[Exercise input]

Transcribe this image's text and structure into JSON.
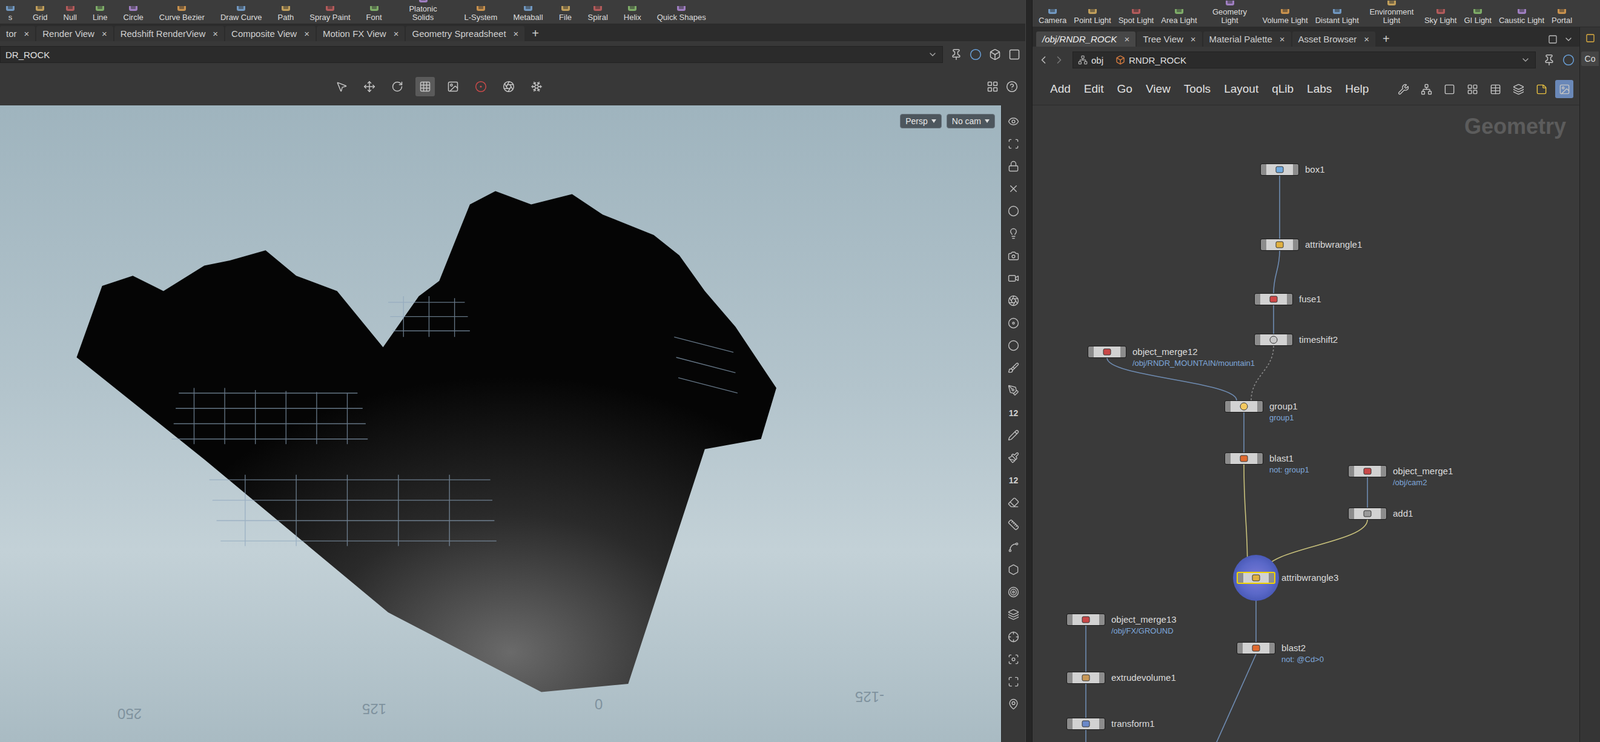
{
  "shelf_left": [
    "s",
    "Grid",
    "Null",
    "Line",
    "Circle",
    "Curve Bezier",
    "Draw Curve",
    "Path",
    "Spray Paint",
    "Font",
    "Platonic Solids",
    "L-System",
    "Metaball",
    "File",
    "Spiral",
    "Helix",
    "Quick Shapes"
  ],
  "shelf_right": [
    "Camera",
    "Point Light",
    "Spot Light",
    "Area Light",
    "Geometry Light",
    "Volume Light",
    "Distant Light",
    "Environment Light",
    "Sky Light",
    "GI Light",
    "Caustic Light",
    "Portal"
  ],
  "tab_close": "×",
  "tab_add": "+",
  "viewer": {
    "tabs": [
      {
        "label": "tor",
        "selected": false
      },
      {
        "label": "Render View",
        "selected": false
      },
      {
        "label": "Redshift RenderView",
        "selected": false
      },
      {
        "label": "Composite View",
        "selected": false
      },
      {
        "label": "Motion FX View",
        "selected": false
      },
      {
        "label": "Geometry Spreadsheet",
        "selected": false
      }
    ],
    "path": "DR_ROCK",
    "view_menus": [
      "Persp",
      "No cam"
    ],
    "grid_labels": [
      "250",
      "125",
      "0",
      "-125"
    ],
    "tool_labels": [
      "12",
      "12"
    ]
  },
  "network": {
    "tabs": [
      {
        "label": "/obj/RNDR_ROCK",
        "selected": true
      },
      {
        "label": "Tree View",
        "selected": false
      },
      {
        "label": "Material Palette",
        "selected": false
      },
      {
        "label": "Asset Browser",
        "selected": false
      }
    ],
    "path": [
      "obj",
      "RNDR_ROCK"
    ],
    "menu": [
      "Add",
      "Edit",
      "Go",
      "View",
      "Tools",
      "Layout",
      "qLib",
      "Labs",
      "Help"
    ],
    "context": "Geometry",
    "nodes": [
      {
        "name": "box1",
        "kind": "box",
        "selected": false
      },
      {
        "name": "attribwrangle1",
        "kind": "wrangle",
        "selected": false
      },
      {
        "name": "fuse1",
        "kind": "fuse",
        "selected": false
      },
      {
        "name": "timeshift2",
        "kind": "timeshift",
        "selected": false
      },
      {
        "name": "object_merge12",
        "kind": "merge",
        "sub": "/obj/RNDR_MOUNTAIN/mountain1",
        "selected": false
      },
      {
        "name": "group1",
        "kind": "group",
        "sub": "group1",
        "selected": false
      },
      {
        "name": "blast1",
        "kind": "blast",
        "sub": "not: group1",
        "selected": false
      },
      {
        "name": "object_merge1",
        "kind": "merge",
        "sub": "/obj/cam2",
        "selected": false
      },
      {
        "name": "add1",
        "kind": "add",
        "selected": false
      },
      {
        "name": "attribwrangle3",
        "kind": "wrangle",
        "selected": true
      },
      {
        "name": "object_merge13",
        "kind": "merge",
        "sub": "/obj/FX/GROUND",
        "selected": false
      },
      {
        "name": "blast2",
        "kind": "blast",
        "sub": "not: @Cd>0",
        "selected": false
      },
      {
        "name": "extrudevolume1",
        "kind": "extrude",
        "selected": false
      },
      {
        "name": "transform1",
        "kind": "transform",
        "selected": false
      }
    ]
  },
  "side_panel": {
    "tab": "Co"
  }
}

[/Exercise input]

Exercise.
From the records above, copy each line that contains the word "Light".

Solution.
    "Point Light",
    "Spot Light",
    "Area Light",
    "Geometry Light",
    "Volume Light",
    "Distant Light",
    "Environment Light",
    "Sky Light",
    "GI Light",
    "Caustic Light",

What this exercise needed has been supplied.